The Death of Green IT? May Not be a Bad Thing

Phil Wilcock
Jan 19, 2011

Green IT was pronounced dead this week, and I’m glad. To be honest I think the death was long overdue, as I really do dislike labels like that. In fact I would go so far as to say that I object to the word ‘Green’ being applied to anything anymore! Green housing, cars, transport, buildings, food, clothes etc etc, stop it now! For us, Green IT was what we used to call best practice..

The proclamation of the demise of so called Green IT comes from a report by Verdantix, entitled Green Quadrant Sustainable Technology Services. Apparently the whole Green IT movement was a fad, which was killed by the 2009 recession, or so says Stuart Neumann, an industry analyst at Verdantix.

In the report, Verdantix analyzed IT service delivery capabilities for building energy efficiency, renewable energy, intelligent transport, electric vehicles, carbon and energy management software, climate change risk modeling and utility smart grid.
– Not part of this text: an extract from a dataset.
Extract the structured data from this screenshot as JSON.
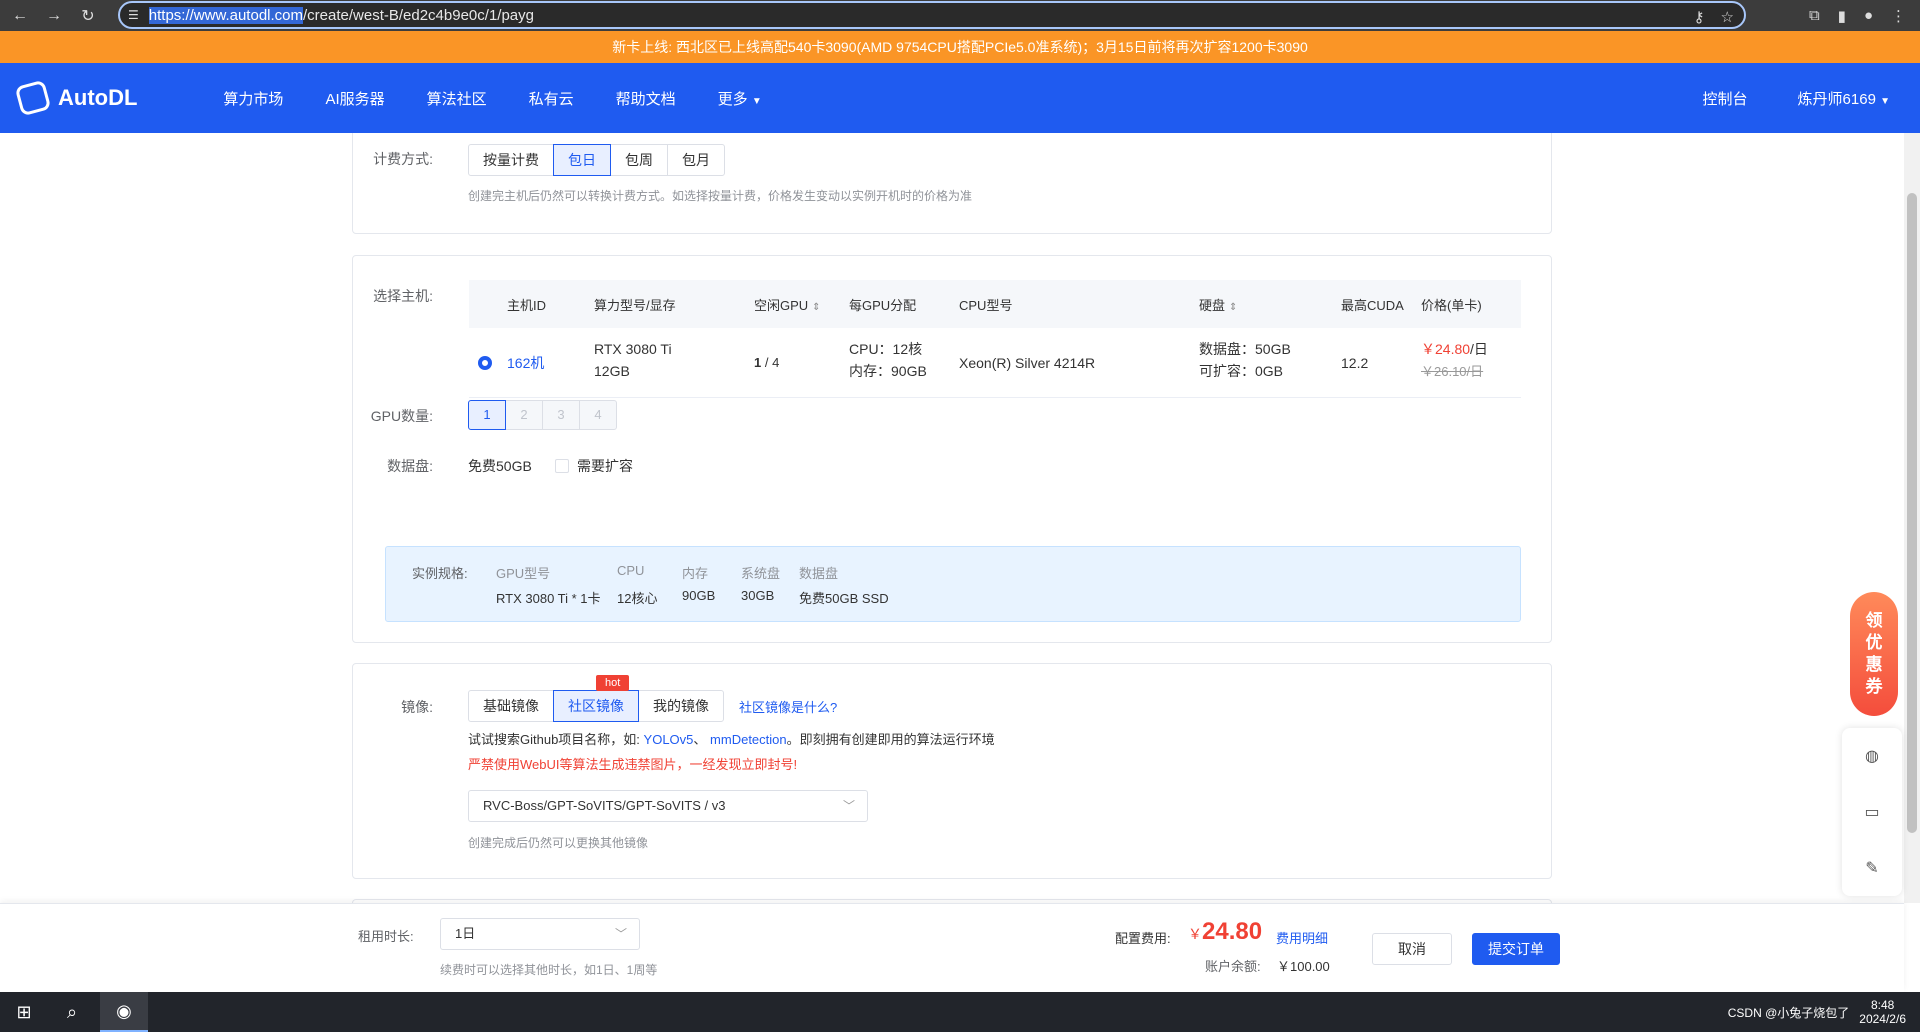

It seems that Green IT has been eclipsed by the larger concept of ‘Sustainable Technology Services’. You see, they just couldn’t resist another label, so in the coming months be prepared to execute a ‘find and replace’ in all your documented Green IT references!

Seriously though, I do welcome this change as it signifies a shift by companies towards a more joined up approach to sustainability across the board. People are finally realizing that sustainability simply must be built into the business across all sectors in order to remain competitive.

“The sustainable business market opportunity for technology services firms is in transition. Only a handful of thought leaders globally understand where the chips will fall” commented Stuart Neumann, Verdantix Industry Analyst and author of the report. “Technology services firms rooted in outmoded green IT thinking are already losing out on multi-million dollar contracts. Our research found that large multi-nationals and city leaders want IT support for new sustainability initiatives such as electric vehicle infrastructure, offshore wind farms and global carbon management systems. Technology investment in these new areas is much larger than spend on green IT projects like data centre energy efficiency and PC power management.”

Despite my general agreement with the contents of this report, I do think that at the moment only a handful of companies actually get this. Green IT is just like the advance boarding party, and is often the ‘lowest hanging fruit’ of sustainability, so it was inevitable that it should receive the label. In PC and Server Power Management for instance there are still massive savings to be made, and software deployment and licensing remain largely untouched in terms of efficiency and therefore sustainability. In short, we have a long way to go..


When, like ourselves here at 1E you have been involved in PC Power Management and other IT efficiency technology for over 10 years, you see buzzwords come and go. Eventually I hope that Sustainable Technology Services goes the way of Green IT and that ‘green-ness’ and sustainability doesn’t need to be waved around like a big stick, because here at 1E it’s simply the way that we do, and have always done business.